### ASSIGNMENT
The answer must be every line from the entries below that contains "this".

### MATERIAL PROVIDED
++++++
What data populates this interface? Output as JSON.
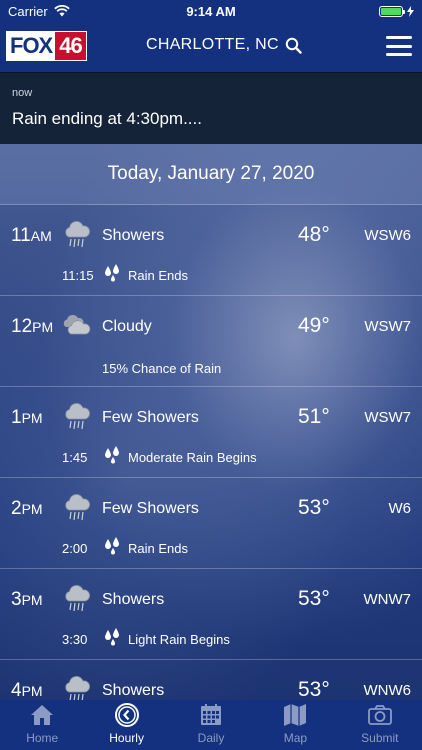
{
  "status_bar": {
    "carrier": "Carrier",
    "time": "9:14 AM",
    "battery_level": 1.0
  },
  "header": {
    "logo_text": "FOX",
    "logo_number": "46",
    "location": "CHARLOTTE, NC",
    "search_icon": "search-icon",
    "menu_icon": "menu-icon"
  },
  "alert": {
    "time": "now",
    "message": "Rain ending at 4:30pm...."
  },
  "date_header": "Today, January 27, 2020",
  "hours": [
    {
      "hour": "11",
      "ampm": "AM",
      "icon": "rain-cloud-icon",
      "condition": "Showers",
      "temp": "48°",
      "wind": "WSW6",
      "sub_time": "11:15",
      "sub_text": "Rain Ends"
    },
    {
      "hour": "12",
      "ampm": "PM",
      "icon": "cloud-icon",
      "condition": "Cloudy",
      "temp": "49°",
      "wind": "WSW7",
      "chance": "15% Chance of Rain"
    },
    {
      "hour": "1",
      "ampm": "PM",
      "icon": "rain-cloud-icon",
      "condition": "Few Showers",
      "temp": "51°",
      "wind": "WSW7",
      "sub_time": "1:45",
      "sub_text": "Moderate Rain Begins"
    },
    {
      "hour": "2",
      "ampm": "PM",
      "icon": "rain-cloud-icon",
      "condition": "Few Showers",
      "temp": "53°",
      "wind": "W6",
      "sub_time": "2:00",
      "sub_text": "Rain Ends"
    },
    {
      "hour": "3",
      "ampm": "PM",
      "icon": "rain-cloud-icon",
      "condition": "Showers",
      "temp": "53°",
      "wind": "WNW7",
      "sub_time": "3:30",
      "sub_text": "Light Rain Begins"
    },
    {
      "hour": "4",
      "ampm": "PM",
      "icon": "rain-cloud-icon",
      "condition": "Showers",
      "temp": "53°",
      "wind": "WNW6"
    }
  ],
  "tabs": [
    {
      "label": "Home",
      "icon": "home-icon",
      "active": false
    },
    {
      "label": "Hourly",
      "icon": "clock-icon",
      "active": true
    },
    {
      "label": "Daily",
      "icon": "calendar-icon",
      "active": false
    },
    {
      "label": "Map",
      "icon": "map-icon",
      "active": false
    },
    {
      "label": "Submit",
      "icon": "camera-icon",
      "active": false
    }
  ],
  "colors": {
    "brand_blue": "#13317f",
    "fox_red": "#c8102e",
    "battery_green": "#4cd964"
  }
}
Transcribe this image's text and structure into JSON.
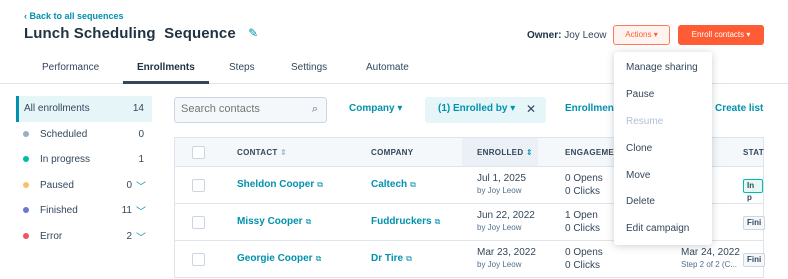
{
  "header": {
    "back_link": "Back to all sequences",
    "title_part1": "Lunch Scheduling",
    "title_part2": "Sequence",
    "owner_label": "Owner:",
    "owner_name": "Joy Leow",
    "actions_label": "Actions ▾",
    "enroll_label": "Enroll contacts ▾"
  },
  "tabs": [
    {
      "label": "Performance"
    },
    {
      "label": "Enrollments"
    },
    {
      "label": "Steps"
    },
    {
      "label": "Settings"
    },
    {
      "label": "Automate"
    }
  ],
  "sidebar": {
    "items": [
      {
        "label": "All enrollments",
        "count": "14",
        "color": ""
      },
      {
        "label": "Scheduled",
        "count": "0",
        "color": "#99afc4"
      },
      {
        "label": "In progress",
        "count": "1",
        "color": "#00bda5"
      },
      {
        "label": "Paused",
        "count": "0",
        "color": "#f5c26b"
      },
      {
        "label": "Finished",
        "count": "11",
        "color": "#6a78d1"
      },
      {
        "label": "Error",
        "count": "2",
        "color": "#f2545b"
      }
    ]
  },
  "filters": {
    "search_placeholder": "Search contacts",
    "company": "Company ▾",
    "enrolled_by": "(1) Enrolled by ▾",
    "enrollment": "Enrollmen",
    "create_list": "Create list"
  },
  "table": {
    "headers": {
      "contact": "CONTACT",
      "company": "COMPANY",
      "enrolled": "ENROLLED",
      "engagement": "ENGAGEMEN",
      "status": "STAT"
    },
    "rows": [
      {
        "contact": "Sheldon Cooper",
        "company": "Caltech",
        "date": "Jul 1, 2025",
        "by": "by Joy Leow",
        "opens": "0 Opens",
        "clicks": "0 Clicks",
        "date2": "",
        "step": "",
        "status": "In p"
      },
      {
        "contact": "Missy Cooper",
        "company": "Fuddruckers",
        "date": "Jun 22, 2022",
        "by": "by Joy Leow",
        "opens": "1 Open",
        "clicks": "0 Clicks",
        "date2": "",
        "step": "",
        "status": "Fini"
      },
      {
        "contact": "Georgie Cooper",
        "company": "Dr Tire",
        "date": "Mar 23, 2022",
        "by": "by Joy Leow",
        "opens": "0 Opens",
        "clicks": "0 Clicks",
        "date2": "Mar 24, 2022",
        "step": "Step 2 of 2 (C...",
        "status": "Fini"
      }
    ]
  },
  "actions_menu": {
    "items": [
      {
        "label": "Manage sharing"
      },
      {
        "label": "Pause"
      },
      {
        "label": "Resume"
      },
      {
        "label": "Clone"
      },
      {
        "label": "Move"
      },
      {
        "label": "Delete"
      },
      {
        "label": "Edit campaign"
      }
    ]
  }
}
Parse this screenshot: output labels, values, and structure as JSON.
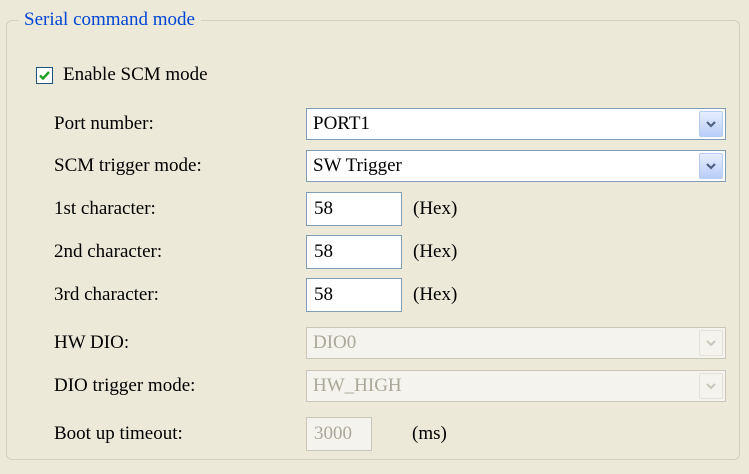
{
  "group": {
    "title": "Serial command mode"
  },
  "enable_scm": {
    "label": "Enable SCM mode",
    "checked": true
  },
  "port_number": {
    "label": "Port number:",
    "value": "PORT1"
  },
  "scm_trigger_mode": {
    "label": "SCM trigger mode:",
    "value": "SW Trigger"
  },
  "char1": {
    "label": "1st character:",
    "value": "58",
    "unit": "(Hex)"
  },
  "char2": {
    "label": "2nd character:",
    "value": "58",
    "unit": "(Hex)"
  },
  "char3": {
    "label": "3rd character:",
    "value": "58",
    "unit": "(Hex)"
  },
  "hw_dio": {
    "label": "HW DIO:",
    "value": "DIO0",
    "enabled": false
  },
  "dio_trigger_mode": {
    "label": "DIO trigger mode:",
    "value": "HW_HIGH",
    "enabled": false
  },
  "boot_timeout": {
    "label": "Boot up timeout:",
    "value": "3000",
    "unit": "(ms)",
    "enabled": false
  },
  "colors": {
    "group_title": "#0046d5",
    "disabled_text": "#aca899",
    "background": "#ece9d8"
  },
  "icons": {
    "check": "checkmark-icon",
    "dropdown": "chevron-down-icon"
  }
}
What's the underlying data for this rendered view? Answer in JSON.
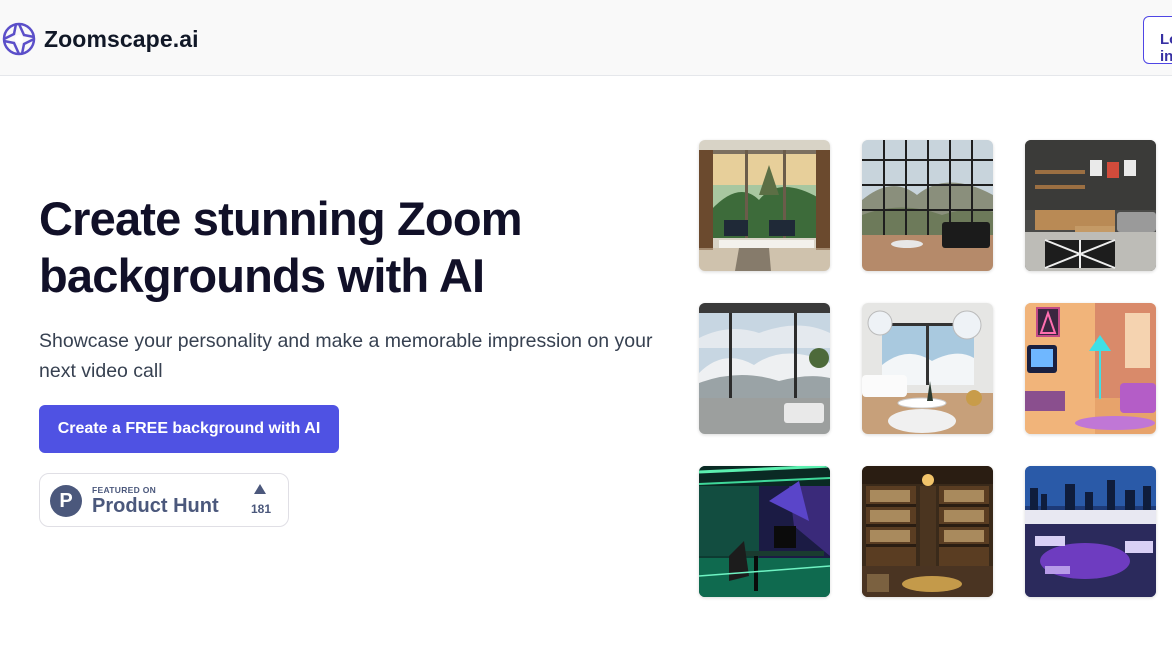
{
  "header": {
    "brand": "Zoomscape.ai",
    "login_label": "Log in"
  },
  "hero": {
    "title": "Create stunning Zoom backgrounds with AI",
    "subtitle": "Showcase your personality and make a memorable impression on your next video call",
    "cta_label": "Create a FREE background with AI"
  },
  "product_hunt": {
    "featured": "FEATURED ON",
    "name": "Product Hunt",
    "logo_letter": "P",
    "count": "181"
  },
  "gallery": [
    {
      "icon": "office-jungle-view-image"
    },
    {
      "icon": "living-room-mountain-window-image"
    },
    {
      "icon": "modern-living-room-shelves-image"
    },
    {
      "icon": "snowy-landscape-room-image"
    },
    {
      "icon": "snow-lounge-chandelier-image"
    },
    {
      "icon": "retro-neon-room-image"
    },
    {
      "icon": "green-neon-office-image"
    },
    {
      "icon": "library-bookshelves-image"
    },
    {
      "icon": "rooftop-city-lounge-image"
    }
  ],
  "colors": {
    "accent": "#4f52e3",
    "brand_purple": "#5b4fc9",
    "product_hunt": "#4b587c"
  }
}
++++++
### WORKED SOLUTION
What data populates this interface? Output as JSON.
Transcribe this image's text and structure into JSON.
Parse this screenshot: output labels, values, and structure as JSON.
What's the underlying data for this rendered view? Answer in JSON.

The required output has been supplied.